Towards the Horizon

Towards the Horizon is the second cello concerto by the Finnish composer Einojuhani Rautavaara. The work was commissioned by the Minnesota Orchestra under the direction of Osmo Vänskä. It was first performed by the cellist Arek Tesarczyk and the Minnesota Orchestra conducted by Osmo Vänskä in Orchestra Hall, Minneapolis, on September 30, 2010. The piece is dedicated to the cellist Truls Mørk, who was originally scheduled to perform the world premiere, but had to drop due to health concerns.[1][2]

CompositionEdit

Towards the Horizon has a duration of roughly 20 minutes and is composed in one continuous movement. It was written between 2008 and 2009 and was the composer's last concerto before his death in July 2016. Rautavaara anticipated this event in the score program notes, reflecting, "Of my twelve concertos the first was for cello, and now again a cello concerto may end the series."[1]

InstrumentationEdit

The work is scored for a solo cello and an orchestra comprising two flutes, two oboes, two clarinets, two bassoons, four horns, two trumpets, timpani, percussion, and strings.[1]

ReceptionEdit

Reviewing the world premiere, Larry Fuchsberg of the Star Tribune opined, "Towards the Horizon' won't enjoy the popularity of Rautavaara's Seventh Symphony or his Cantus Arcticus.

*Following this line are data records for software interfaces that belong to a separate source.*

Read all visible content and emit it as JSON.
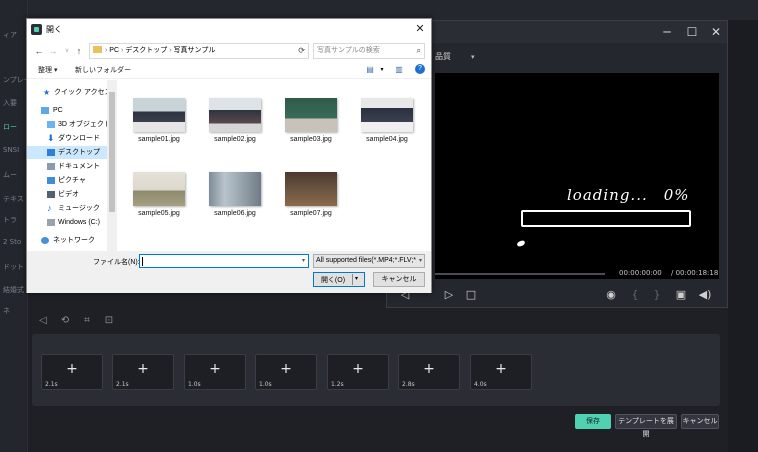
{
  "editor": {
    "left_labels": [
      "ィア",
      "ンプレー",
      "入要",
      "ロー",
      "SNSI",
      "ムー",
      "テキス",
      "トラ",
      "2 Sto",
      "ドット",
      "結婚式",
      "ネ"
    ],
    "preview": {
      "quality_label": "品質",
      "loading_text": "loading...",
      "loading_percent": "0%",
      "timecode_current": "00:00:00:00",
      "timecode_total": "/ 00:00:18:18"
    },
    "slots": [
      {
        "plus": "+",
        "duration": "2.1s"
      },
      {
        "plus": "+",
        "duration": "2.1s"
      },
      {
        "plus": "+",
        "duration": "1.0s"
      },
      {
        "plus": "+",
        "duration": "1.0s"
      },
      {
        "plus": "+",
        "duration": "1.2s"
      },
      {
        "plus": "+",
        "duration": "2.8s"
      },
      {
        "plus": "+",
        "duration": "4.0s"
      }
    ],
    "buttons": {
      "save": "保存",
      "expand_template": "テンプレートを展開",
      "cancel": "キャンセル"
    },
    "accent_color": "#4fd1b2"
  },
  "dialog": {
    "title": "開く",
    "breadcrumb": [
      "PC",
      "デスクトップ",
      "写真サンプル"
    ],
    "search_placeholder": "写真サンプルの検索",
    "toolbar": {
      "organize": "整理",
      "new_folder": "新しいフォルダー"
    },
    "nav_items": [
      {
        "label": "クイック アクセス",
        "icon": "star-icon"
      },
      {
        "label": "PC",
        "icon": "pc-icon"
      },
      {
        "label": "3D オブジェクト",
        "icon": "cube-icon"
      },
      {
        "label": "ダウンロード",
        "icon": "download-icon"
      },
      {
        "label": "デスクトップ",
        "icon": "desktop-icon",
        "selected": true
      },
      {
        "label": "ドキュメント",
        "icon": "document-icon"
      },
      {
        "label": "ピクチャ",
        "icon": "picture-icon"
      },
      {
        "label": "ビデオ",
        "icon": "video-icon"
      },
      {
        "label": "ミュージック",
        "icon": "music-icon"
      },
      {
        "label": "Windows (C:)",
        "icon": "drive-icon"
      },
      {
        "label": "ネットワーク",
        "icon": "network-icon"
      }
    ],
    "files": [
      {
        "name": "sample01.jpg"
      },
      {
        "name": "sample02.jpg"
      },
      {
        "name": "sample03.jpg"
      },
      {
        "name": "sample04.jpg"
      },
      {
        "name": "sample05.jpg"
      },
      {
        "name": "sample06.jpg"
      },
      {
        "name": "sample07.jpg"
      }
    ],
    "filename_label": "ファイル名(N):",
    "filename_value": "",
    "file_type_filter": "All supported files(*.MP4;*.FLV;*",
    "open_button": "開く(O)",
    "cancel_button": "キャンセル",
    "accent_color": "#0078d7"
  }
}
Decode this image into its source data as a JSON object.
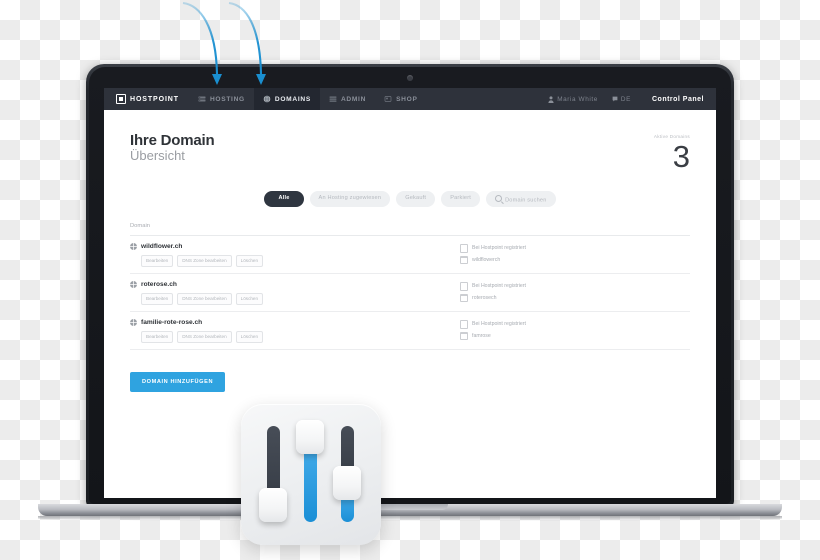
{
  "browser": {
    "brand": "HOSTPOINT",
    "tabs": [
      {
        "label": "HOSTING",
        "icon": "server-icon",
        "active": false
      },
      {
        "label": "DOMAINS",
        "icon": "globe-icon",
        "active": true
      },
      {
        "label": "ADMIN",
        "icon": "sliders-icon",
        "active": false
      },
      {
        "label": "SHOP",
        "icon": "cart-icon",
        "active": false
      }
    ],
    "user": "Maria White",
    "language": "DE",
    "control_panel": "Control Panel"
  },
  "page": {
    "title": "Ihre Domain",
    "subtitle": "Übersicht",
    "counter_label": "Aktive Domains",
    "counter_value": "3"
  },
  "filters": [
    {
      "label": "Alle",
      "active": true,
      "icon": ""
    },
    {
      "label": "An Hosting zugewiesen",
      "active": false,
      "icon": ""
    },
    {
      "label": "Gekauft",
      "active": false,
      "icon": ""
    },
    {
      "label": "Parkiert",
      "active": false,
      "icon": ""
    },
    {
      "label": "Domain suchen",
      "active": false,
      "icon": "search-icon"
    }
  ],
  "table": {
    "header": "Domain",
    "actions": {
      "edit": "Bearbeiten",
      "dns": "DNS Zone bearbeiten",
      "delete": "Löschen"
    },
    "rows": [
      {
        "domain": "wildflower.ch",
        "status": "Bei Hostpoint registriert",
        "account": "wildflowerch"
      },
      {
        "domain": "roterose.ch",
        "status": "Bei Hostpoint registriert",
        "account": "roterosech"
      },
      {
        "domain": "familie-rote-rose.ch",
        "status": "Bei Hostpoint registriert",
        "account": "famrose"
      }
    ]
  },
  "add_button": "DOMAIN HINZUFÜGEN",
  "colors": {
    "accent": "#2fa3e0",
    "nav_bg": "#2e323b",
    "nav_active": "#232730",
    "arrow": "#1a8fd0"
  }
}
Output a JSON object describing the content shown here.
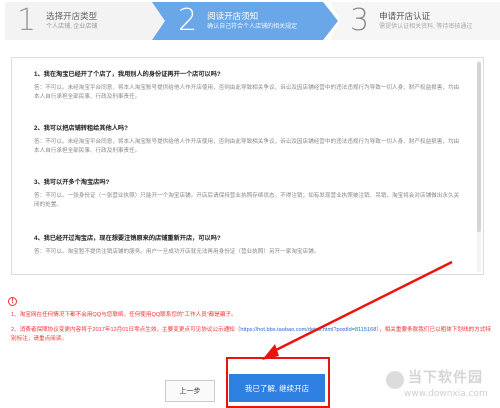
{
  "steps": [
    {
      "num": "1",
      "title": "选择开店类型",
      "sub": "个人店铺, 企业店铺"
    },
    {
      "num": "2",
      "title": "阅读开店须知",
      "sub": "确认自己符合个人店铺的相关规定"
    },
    {
      "num": "3",
      "title": "申请开店认证",
      "sub": "需提供认证相关资料, 等待审核通过"
    }
  ],
  "agreement": [
    {
      "q": "1、我在淘宝已经开了个店了，我用别人的身份证再开一个店可以吗?",
      "a": "答：不可以。未经淘宝平台同意，将本人淘宝账号提供给他人作开店使用，否则由此导致相关争议，诉讼及因店铺经营中的违法违规行为导致一切人身、财产权益损害，均由本人自行承担全部民事、行政及刑事责任。"
    },
    {
      "q": "2、我可以把店铺转租给其他人吗?",
      "a": "答：不可以。未经淘宝平台同意，将本人淘宝账号提供给他人作开店使用，否则由此导致相关争议，诉讼及因店铺经营中的违法违规行为导致一切人身、财产权益损害，均由本人自行承担全部民事、行政及刑事责任。"
    },
    {
      "q": "3、我可以开多个淘宝店吗?",
      "a": "答：不可以。一张身份证（一张营业执照）只能开一个淘宝店铺。开店后请保持营业执照存续状态，不得注销；如有发现营业执照被注销、吊销，淘宝将会对店铺做出永久关闭的处置。"
    },
    {
      "q": "4、我已经开过淘宝店，现在想要注销原来的店铺重新开店，可以吗?",
      "a": "答：不可以。淘宝暂不提供注销店铺的服务。用户一旦成功开店就无法再用身份证（营业执照）另开一家淘宝店铺。"
    }
  ],
  "notes": {
    "note1": "1、淘宝网在任何情况下都不会用QQ与您联络，任何使用QQ联系您的“工作人员”都是骗子。",
    "note2_pre": "2、消费者保障协议变更内容将于2017年12月01日零点生效，主要变更点可见协议公示通知（",
    "note2_link": "https://hot.bbs.taobao.com/detail.html?postId=8115168",
    "note2_post": "），相关重要条款我们已以粗体下划线的方式特别标注，请重点阅读。"
  },
  "buttons": {
    "prev": "上一步",
    "next": "我已了解, 继续开店"
  },
  "watermark": {
    "cn": "当下软件园",
    "url": "www.downxia.com"
  },
  "colors": {
    "accent": "#2d7fe0",
    "step_active": "#6aa7e8",
    "warn": "#e33",
    "highlight": "#e8150f"
  }
}
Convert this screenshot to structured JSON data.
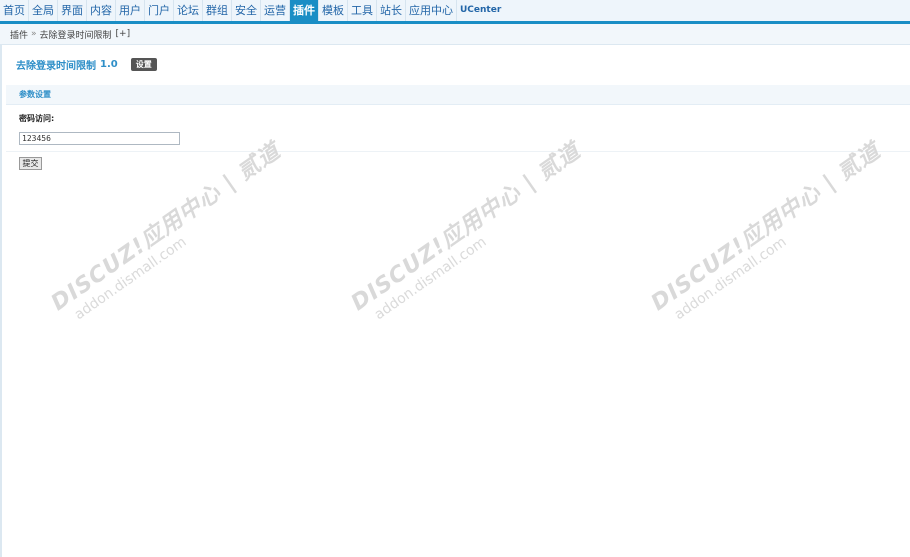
{
  "nav": {
    "items": [
      "首页",
      "全局",
      "界面",
      "内容",
      "用户",
      "门户",
      "论坛",
      "群组",
      "安全",
      "运营",
      "插件",
      "模板",
      "工具",
      "站长",
      "应用中心",
      "UCenter"
    ],
    "active_index": 10
  },
  "breadcrumb": {
    "section": "插件",
    "separator": "»",
    "page": "去除登录时间限制",
    "toggle": "[+]"
  },
  "plugin": {
    "name": "去除登录时间限制",
    "version": "1.0",
    "tab_label": "设置"
  },
  "form": {
    "section_title": "参数设置",
    "field_label": "密码访问:",
    "field_value": "123456",
    "submit_label": "提交"
  },
  "watermark": {
    "brand": "DISCUZ!应用中心 | 贰道",
    "domain": "addon.dismall.com"
  },
  "colors": {
    "accent": "#1a8ec5",
    "title": "#2f8fc8"
  }
}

The music never hurries. Rhythmic interest is slight, harmonic interest substantial: The concerto has a dissonant lushness, at times suggesting a Hollywood film score that's taken an odd turn."[3]

Reviewing a recording of the work by Truls Mørk and the Helsinki Philharmonic Orchestra, Tom Huizenga of NPR wrote, "Written for Norwegian cellist Truls Mørk [...], the concerto unfolds as a long, romantic song, with barely a breath in the cello line. The nearly constant outpouring of lyricism includes achingly beautiful passages sung in the cello's very highest register in the finale."[4] Hilary Finch of BBC Music Magazine similarly observed, "Truls Mørk's free and graceful flights of endlessly varying and regenerating melody come after a powerful pentatonic opening theme, almost Sibelian in strength. The cello's voice, both dreamlike and impassioned, is accompanied in its flight by avian woodwind, buffeted here and there by storm clouds of timpani."[5] Guy Rickards of Gramophone further remarked:

The near-unbroken line of the cello part, which sings almost without pause, it seems, helps to make the main set of variations in the central span a seamless entity. Given the valedictory nature of the music, the magical close fading out high into the air like a modern retake on The Lark Ascending, there is a temptation to see in this work the composer's direct contemplation of the infinite – his equivalent perhaps of Shostakovich's late quartets, but decidedly more positive and serene in expression (yet unblinkingly clear).[6]

RecordingEdit

A recording of the work, performed by Truls Mørk and the Helsinki Philharmonic Orchestra conducted by John Storgårds, was released through Ondine on February 28, 2012. The album also features recordings of Rautavaara's orchestral suite Modificata and his percussion concerto Incantations.[4][5][6]

ReferencesEdit

  1. ^ a b c Rautavaara, Einojuhani (2009). "Towards the Horizon". Boosey & Hawkes. Retrieved August 12, 2016.
  2. ^ "Rautavaara's new cello concerto Towards the Horizon launches Minnesota Orchestra season". Boosey & Hawkes. September 2010. Retrieved August 12, 2016.
  3. ^ Fuchsberg, Larry (September 30, 2010). "Minnesota Orchestra debut features the old and the new". Star Tribune. Retrieved August 12, 2016.
  4. ^ a b Huizenga, Tom (April 24, 2012). "Bang On A Concerto: A New Percussion Piece By Rautavaara". Deceptive Cadence. NPR. Retrieved August 12, 2016.
  5. ^ a b Finch, Hilary (June 13, 2012). "Rautavaara: Cello Concerto No. 2; Modificata; Percussion Concerto". BBC Music Magazine. Retrieved August 12, 2016.
  6. ^ a b Rickards, Guy (April 2012). "RAUTAVAARA Cello Concerto No 2. Percussion Concerto". Gramophone. Retrieved August 12, 2016.